I use lots of bright colors and erase stuff at the end of the day so I don't stress over what's left. If it needs to be added again, so be it.

Keeping something handy to write stuff down is a must for my brain, regardless of the arena. I even have to make a note on the board when I'm in the middle of doing laundry, or I'll forget about it. Out of sight, out of mind, but never intentionally.

TLCisaQT
11-28-15, 06:57 PM
Could you elaborate on what you mean by cue?

While I am not 100 percent sure as he only touched on it lightly, I took it to assume that some are cued visually and so visual cues work best like leaving things you can't forget in areas you will see them or lists/pictures to remind you. Or he said for him (the therapist) he Has to always take off his glass and put them right beside him in a certain place on his right to be able to find them. If he doesn't - even if they are close on the left, they are "lost" and can take a long time to find! So ritual/routine can be the "cue" not sure if that makes sense?

TLCisaQT
11-28-15, 07:04 PM
This pretty much sums it up. I am glad you replied.

She does apologize when she gets snippy with me about reminding her.
I agree about the cues. Was thinking of a teddy bear with a white board attached. Then just write a message like "You have a date at xx:xx", or maybe "you made plans to be ___ at ____time"

When she gets upset that I am reminding her it is usually due to her feeling guilty, or she just cant focus enough to get the stuff done that she wants to get to, and is upset with herself.

She does have focus issues and can be pretty impulsive. That being said I have been letting her know I am her boyfriend and not her parent. Have had a few arguments over this. We talked over this week and she has said she doesn't want to lose me and wants to make me happy. She has asked what she can do to make me happy and what do I need to be in her life. So we are working on it.

We decided that since I have been there a lot, I would do my own thing a bit more and give her time to get things done and to quote her, "to pull her head out of her ***". She said she was sorry for ignoring me and that I have every right to be upset with her, and that she will get better and keep her eye on the relationship more.

It is hard, and frustrating at times, but she is an incredible woman and we do both want to be with each other. I should mention we are both in our late 40's so its not like we are kids.
Thanks for the replies and if anyone has any ideas on cues that would help, please let me know

I think it's great that she is open to suggestions and you are both committed to working on it. Here is my caution - make sure she is coming up with what works for her and you support her in that - but she follows through on it - don't work harder than she is - otherwise you will blur the lines into a parental role and may become resentful over time. Since she is open to your help (a point we are beyond in my relationship unfortunately) encourage her to focus on her strengths and use those to come up with ideas and find out what may work. However in the end she decides and she follows through on setting it up - even if you do together :) good luck

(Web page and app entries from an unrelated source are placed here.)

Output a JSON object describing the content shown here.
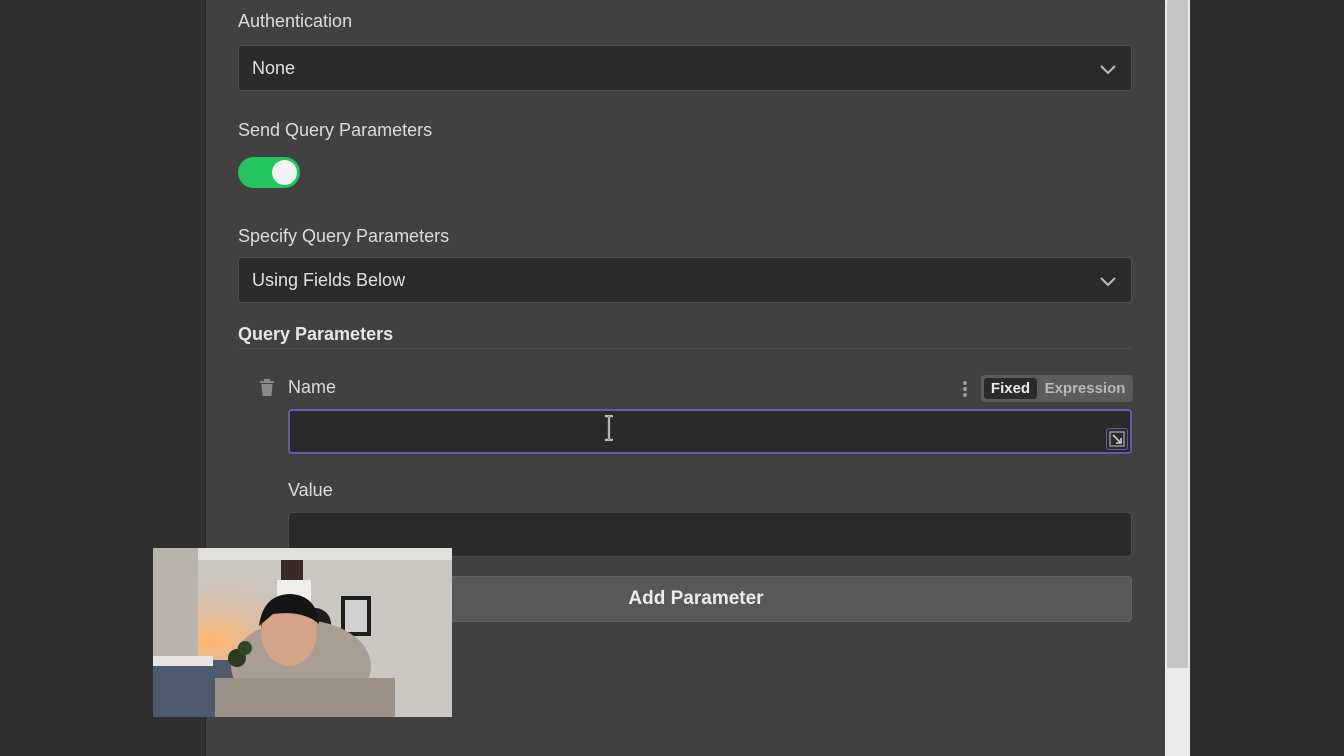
{
  "form": {
    "authentication": {
      "label": "Authentication",
      "value": "None"
    },
    "send_query_parameters": {
      "label": "Send Query Parameters",
      "enabled": true
    },
    "specify_query_parameters": {
      "label": "Specify Query Parameters",
      "value": "Using Fields Below"
    },
    "query_parameters": {
      "section_title": "Query Parameters",
      "parameters": [
        {
          "name_label": "Name",
          "name_value": "",
          "value_label": "Value",
          "value_value": ""
        }
      ],
      "mode_options": [
        "Fixed",
        "Expression"
      ],
      "mode_selected": "Fixed",
      "add_button_label": "Add Parameter"
    }
  },
  "colors": {
    "panel_bg": "#414141",
    "input_bg": "#2a2a2a",
    "toggle_on": "#22c55e",
    "focus_border": "#6a5aae"
  },
  "icons": [
    "chevron-down-icon",
    "trash-icon",
    "kebab-menu-icon",
    "expand-icon",
    "text-cursor-icon"
  ],
  "overlay": {
    "type": "webcam-feed"
  }
}
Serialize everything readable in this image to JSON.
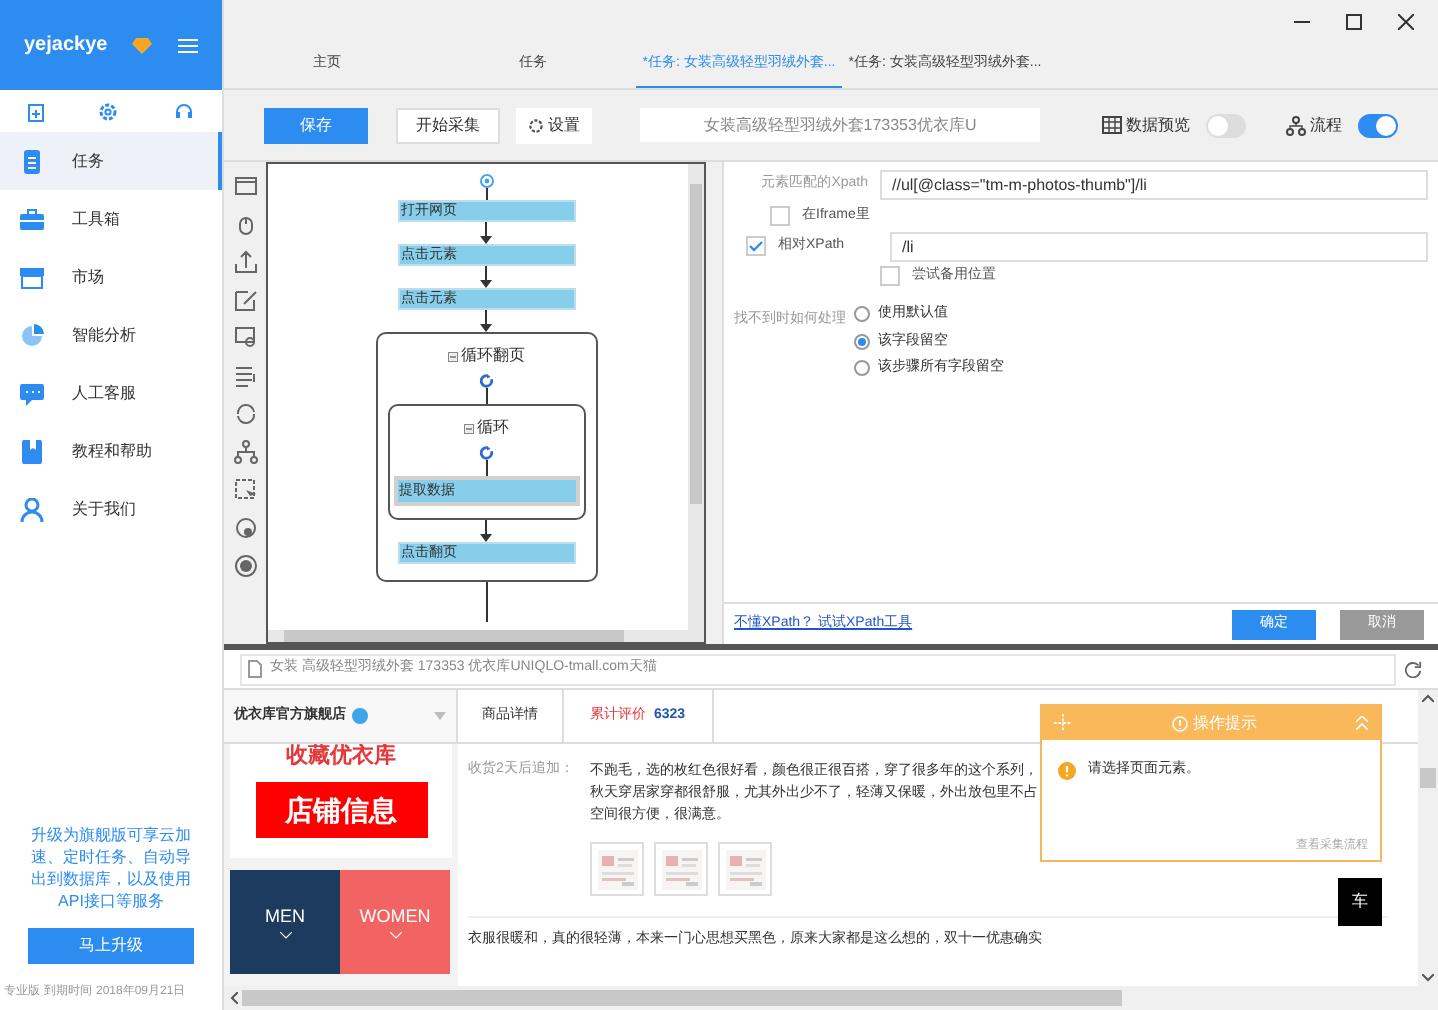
{
  "sidebar": {
    "user": "yejackye",
    "nav": [
      {
        "label": "任务",
        "selected": true
      },
      {
        "label": "工具箱",
        "selected": false
      },
      {
        "label": "市场",
        "selected": false
      },
      {
        "label": "智能分析",
        "selected": false
      },
      {
        "label": "人工客服",
        "selected": false
      },
      {
        "label": "教程和帮助",
        "selected": false
      },
      {
        "label": "关于我们",
        "selected": false
      }
    ],
    "promo": "升级为旗舰版可享云加速、定时任务、自动导出到数据库，以及使用API接口等服务",
    "upgrade_button": "马上升级",
    "edition": "专业版",
    "expiry_label": "到期时间",
    "expiry_date": "2018年09月21日"
  },
  "tabs": [
    {
      "label": "主页",
      "selected": false
    },
    {
      "label": "任务",
      "selected": false
    },
    {
      "label": "*任务: 女装高级轻型羽绒外套...",
      "selected": true
    },
    {
      "label": "*任务: 女装高级轻型羽绒外套...",
      "selected": false
    }
  ],
  "toolbar": {
    "save": "保存",
    "start": "开始采集",
    "settings": "设置",
    "task_name": "女装高级轻型羽绒外套173353优衣库U",
    "preview": {
      "label": "数据预览",
      "on": false
    },
    "flow": {
      "label": "流程",
      "on": true
    }
  },
  "flow": [
    {
      "kind": "action",
      "label": "打开网页"
    },
    {
      "kind": "action",
      "label": "点击元素"
    },
    {
      "kind": "action",
      "label": "点击元素"
    },
    {
      "kind": "loop",
      "label": "循环翻页",
      "children": [
        {
          "kind": "loop",
          "label": "循环",
          "children": [
            {
              "kind": "action",
              "label": "提取数据",
              "selected": true
            }
          ]
        },
        {
          "kind": "action",
          "label": "点击翻页"
        }
      ]
    }
  ],
  "settings": {
    "xpath_label": "元素匹配的Xpath",
    "xpath": "//ul[@class=\"tm-m-photos-thumb\"]/li",
    "checks": [
      {
        "label": "在Iframe里",
        "checked": false
      },
      {
        "label": "相对XPath",
        "checked": true,
        "value": "/li"
      },
      {
        "label": "尝试备用位置",
        "checked": false
      }
    ],
    "fallback_label": "找不到时如何处理",
    "fallback": [
      {
        "label": "使用默认值",
        "selected": false
      },
      {
        "label": "该字段留空",
        "selected": true
      },
      {
        "label": "该步骤所有字段留空",
        "selected": false
      }
    ],
    "help_link": "不懂XPath？ 试试XPath工具",
    "ok": "确定",
    "cancel": "取消"
  },
  "browser": {
    "address": "女装 高级轻型羽绒外套 173353 优衣库UNIQLO-tmall.com天猫",
    "store": "优衣库官方旗舰店",
    "store_tabs": [
      "商品详情"
    ],
    "reviews_label": "累计评价",
    "reviews_count": "6323",
    "fav": "收藏优衣库",
    "shop_info": "店铺信息",
    "men": "MEN",
    "women": "WOMEN",
    "review_label": "收货2天后追加：",
    "review_text": "不跑毛，选的枚红色很好看，颜色很正很百搭，穿了很多年的这个系列，秋天穿居家穿都很舒服，尤其外出少不了，轻薄又保暖，外出放包里不占空间很方便，很满意。",
    "review2": "衣服很暖和，真的很轻薄，本来一门心思想买黑色，原来大家都是这么想的，双十一优惠确实",
    "cart": "车"
  },
  "tip": {
    "title": "操作提示",
    "message": "请选择页面元素。",
    "link": "查看采集流程"
  }
}
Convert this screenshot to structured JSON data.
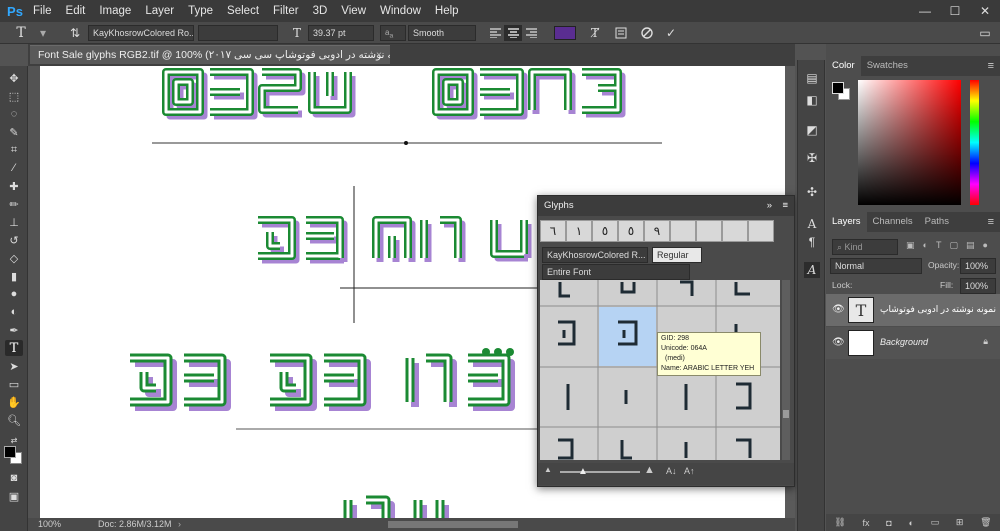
{
  "app": {
    "logo": "Ps"
  },
  "menu": [
    "File",
    "Edit",
    "Image",
    "Layer",
    "Type",
    "Select",
    "Filter",
    "3D",
    "View",
    "Window",
    "Help"
  ],
  "window_controls": {
    "minimize": "—",
    "maximize": "☐",
    "close": "✕"
  },
  "options": {
    "font_family": "KayKhosrowColored Ro...",
    "font_size": "39.37 pt",
    "antialias": "Smooth",
    "text_color": "#5a2d91"
  },
  "document": {
    "tab_title": "Font Sale glyphs RGB2.tif @ 100% (نمونه نوشته در ادوبی فوتوشاپ سی سی ۲۰۱۷ , RGB/8) *",
    "close": "×"
  },
  "status": {
    "zoom": "100%",
    "doc_size": "Doc: 2.86M/3.12M"
  },
  "glyphs_panel": {
    "title": "Glyphs",
    "collapse": "»",
    "recent": [
      "٦",
      "١",
      "٥",
      "٥",
      "٩"
    ],
    "font": "KayKhosrowColored R...",
    "style": "Regular",
    "show": "Entire Font",
    "tooltip": {
      "gid": "GID: 298",
      "unicode": "Unicode: 064A",
      "form": "(medi)",
      "name": "Name: ARABIC LETTER YEH"
    }
  },
  "color_panel": {
    "tab_color": "Color",
    "tab_swatches": "Swatches",
    "fg": "#000000",
    "bg": "#ffffff"
  },
  "layers_panel": {
    "tabs": [
      "Layers",
      "Channels",
      "Paths"
    ],
    "kind": "Kind",
    "blend": "Normal",
    "opacity_label": "Opacity:",
    "opacity": "100%",
    "fill_label": "Fill:",
    "fill": "100%",
    "lock_label": "Lock:",
    "layers": [
      {
        "name": "نمونه نوشته در ادوبی فوتوشاپ",
        "type": "text",
        "selected": true
      },
      {
        "name": "Background",
        "type": "image",
        "selected": false
      }
    ]
  },
  "colors": {
    "stroke_green": "#1f9a3b",
    "shadow_purple": "#8a63c6",
    "panel": "#4d4d4d"
  }
}
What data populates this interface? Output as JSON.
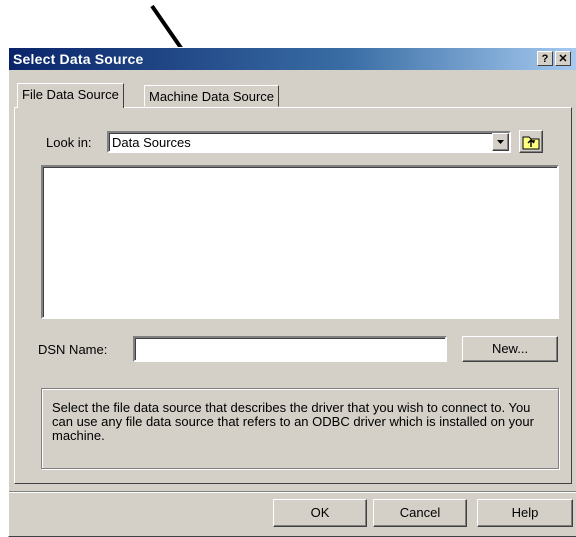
{
  "window": {
    "title": "Select Data Source",
    "help_glyph": "?",
    "close_glyph": "✕"
  },
  "tabs": [
    {
      "label": "File Data Source",
      "active": true
    },
    {
      "label": "Machine Data Source",
      "active": false
    }
  ],
  "look_in": {
    "label": "Look in:",
    "value": "Data Sources",
    "dropdown_icon": "chevron-down-icon",
    "up_folder_icon": "up-one-level-folder-icon"
  },
  "file_list": {
    "items": []
  },
  "dsn": {
    "label": "DSN Name:",
    "value": "",
    "new_button": "New..."
  },
  "description": "Select the file data source that describes the driver that you wish to connect to. You can use any file data source that refers to an ODBC driver which is installed on your machine.",
  "buttons": {
    "ok": "OK",
    "cancel": "Cancel",
    "help": "Help"
  },
  "colors": {
    "dialog_face": "#d4d0c8",
    "titlebar_start": "#0a246a",
    "titlebar_end": "#a6caf0",
    "annotation_arrow": "#000000"
  }
}
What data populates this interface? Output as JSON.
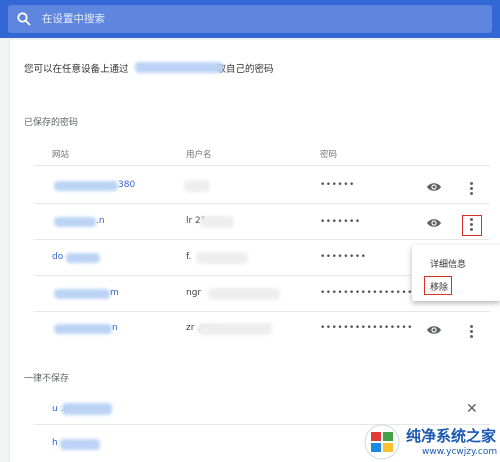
{
  "search": {
    "placeholder": "在设置中搜索"
  },
  "intro": {
    "prefix": "您可以在任意设备上通过",
    "suffix": "取自己的密码"
  },
  "saved": {
    "section_title": "已保存的密码",
    "headers": {
      "site": "网站",
      "username": "用户名",
      "password": "密码"
    },
    "rows": [
      {
        "site": "380",
        "username": "",
        "password": "••••••"
      },
      {
        "site": ".n",
        "username": "lr    25",
        "password": "•••••••"
      },
      {
        "site": "do",
        "username": "f.",
        "password": "••••••••"
      },
      {
        "site": "m",
        "username": "ngr",
        "password": "••••••••••••••••"
      },
      {
        "site": "n",
        "username": "zr              .com",
        "password": "••••••••••••••••"
      }
    ]
  },
  "menu": {
    "details": "详细信息",
    "remove": "移除"
  },
  "never": {
    "section_title": "一律不保存",
    "rows": [
      {
        "site": "u          .com"
      },
      {
        "site": "h"
      }
    ]
  },
  "watermark": {
    "title": "纯净系统之家",
    "url": "www.ycwjzy.com"
  },
  "colors": {
    "topbar": "#3367d6",
    "link": "#3367d6",
    "highlight": "#d93025"
  },
  "icons": [
    "search-icon",
    "eye-icon",
    "more-vert-icon",
    "close-icon"
  ]
}
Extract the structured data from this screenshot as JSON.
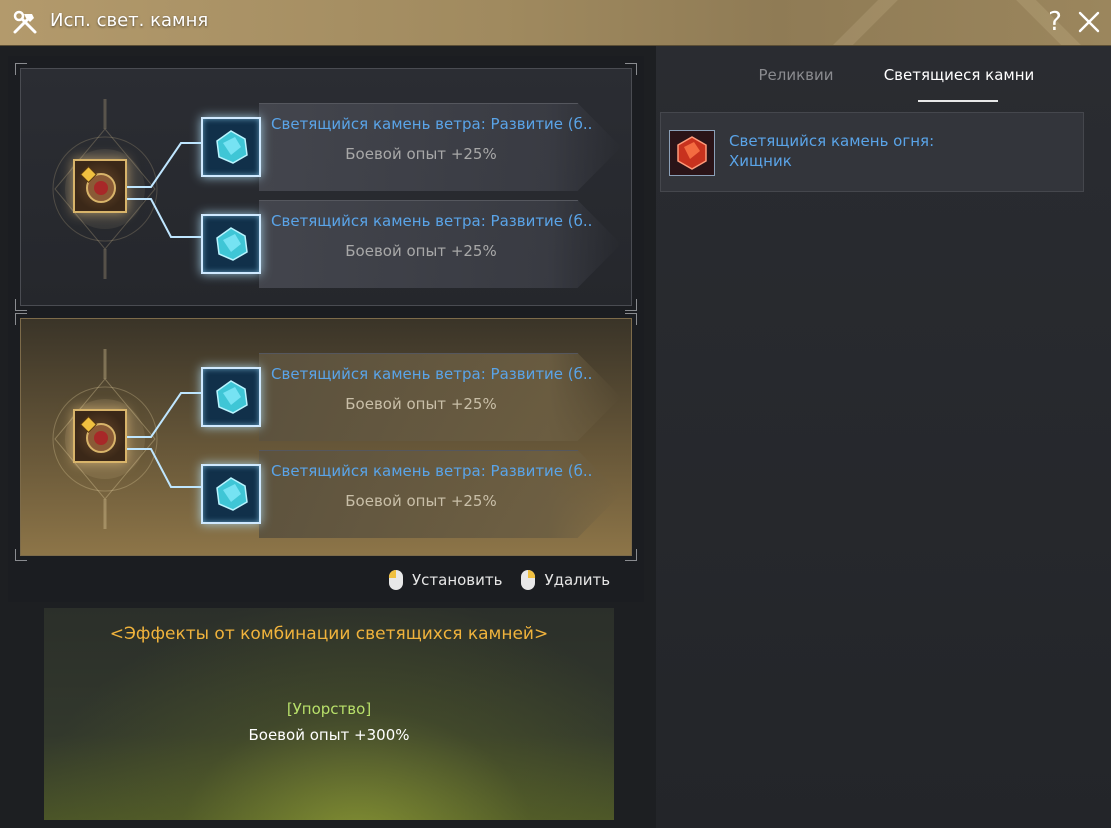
{
  "window": {
    "title": "Исп. свет. камня",
    "help_label": "?"
  },
  "slot_groups": [
    {
      "stones": [
        {
          "name": "Светящийся камень ветра: Развитие (б...",
          "effect": "Боевой опыт +25%"
        },
        {
          "name": "Светящийся камень ветра: Развитие (б...",
          "effect": "Боевой опыт +25%"
        }
      ]
    },
    {
      "stones": [
        {
          "name": "Светящийся камень ветра: Развитие (б...",
          "effect": "Боевой опыт +25%"
        },
        {
          "name": "Светящийся камень ветра: Развитие (б...",
          "effect": "Боевой опыт +25%"
        }
      ]
    }
  ],
  "hints": {
    "install": "Установить",
    "remove": "Удалить"
  },
  "combination": {
    "title": "<Эффекты от комбинации светящихся камней>",
    "set_name": "[Упорство]",
    "effect": "Боевой опыт +300%"
  },
  "tabs": {
    "relics": "Реликвии",
    "glowing_stones": "Светящиеся камни",
    "active": "glowing_stones"
  },
  "inventory": [
    {
      "name": "Светящийся камень огня:\nХищник",
      "icon": "fire-stone-icon"
    }
  ],
  "colors": {
    "stone_name": "#5aa4e8",
    "combo_title": "#f0b33c",
    "combo_set": "#b8e06a",
    "title_bar": "#a08a5f"
  }
}
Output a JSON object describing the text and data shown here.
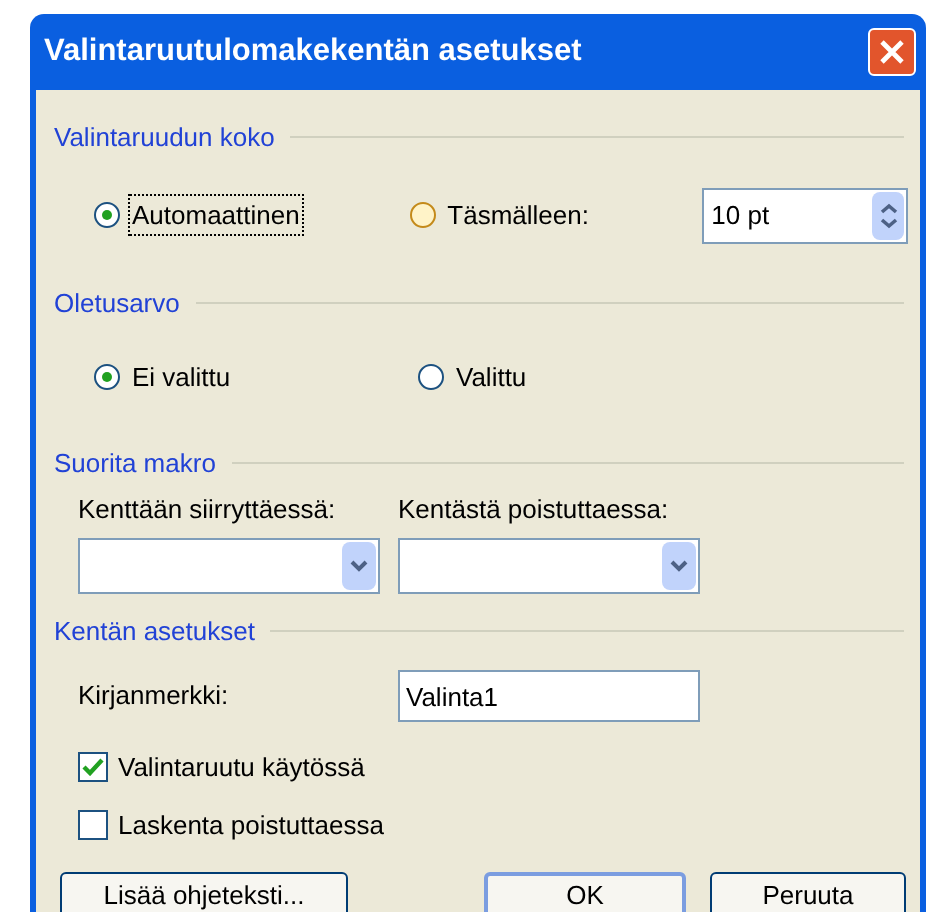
{
  "window": {
    "title": "Valintaruutulomakekentän asetukset"
  },
  "size_group": {
    "heading": "Valintaruudun koko",
    "options": [
      {
        "label": "Automaattinen",
        "selected": true,
        "focused": true,
        "hovered": false
      },
      {
        "label": "Täsmälleen:",
        "selected": false,
        "focused": false,
        "hovered": true
      }
    ],
    "size_field": {
      "value": "10 pt"
    }
  },
  "default_group": {
    "heading": "Oletusarvo",
    "options": [
      {
        "label": "Ei valittu",
        "selected": true
      },
      {
        "label": "Valittu",
        "selected": false
      }
    ]
  },
  "macro_group": {
    "heading": "Suorita makro",
    "entry_label": "Kenttään siirryttäessä:",
    "exit_label": "Kentästä poistuttaessa:"
  },
  "field_group": {
    "heading": "Kentän asetukset",
    "bookmark_label": "Kirjanmerkki:",
    "bookmark_value": "Valinta1",
    "checkboxes": [
      {
        "label": "Valintaruutu käytössä",
        "checked": true
      },
      {
        "label": "Laskenta poistuttaessa",
        "checked": false
      }
    ]
  },
  "buttons": [
    {
      "label": "Lisää ohjeteksti...",
      "default": false
    },
    {
      "label": "OK",
      "default": true
    },
    {
      "label": "Peruuta",
      "default": false
    }
  ]
}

TLCisaQT
11-28-15, 07:06 PM
The getting snippy could really come from her being disappointed in herself and needing to be reminded. it likely has nothing to do with you at all.
i know i do this because i feel ashamed sometimes for having a problem with basic things in the first place and then not even following through with the coping strategies I try to put in place.

its also an "old" automatic reaction from a lifetime of being not so nicely reminded, by teachers, bosses, family members, etc.

Stef, the "old" automatic response thing I think is true - many times when my husband is upset he will bring that up- blame me for treating him like his parents and teachers used to - so that is still there - good point

AbundanceAbound
01-03-16, 11:01 PM
@ ToneTone: "I've been sucked into staying in a relationship based on words just like those. Of course, you're the best thing that ever happened to her, because you're working your behind off and putting up with not getting what you want in the relationship. "

THIS, THIS, A THOUSAND TIMES THIS!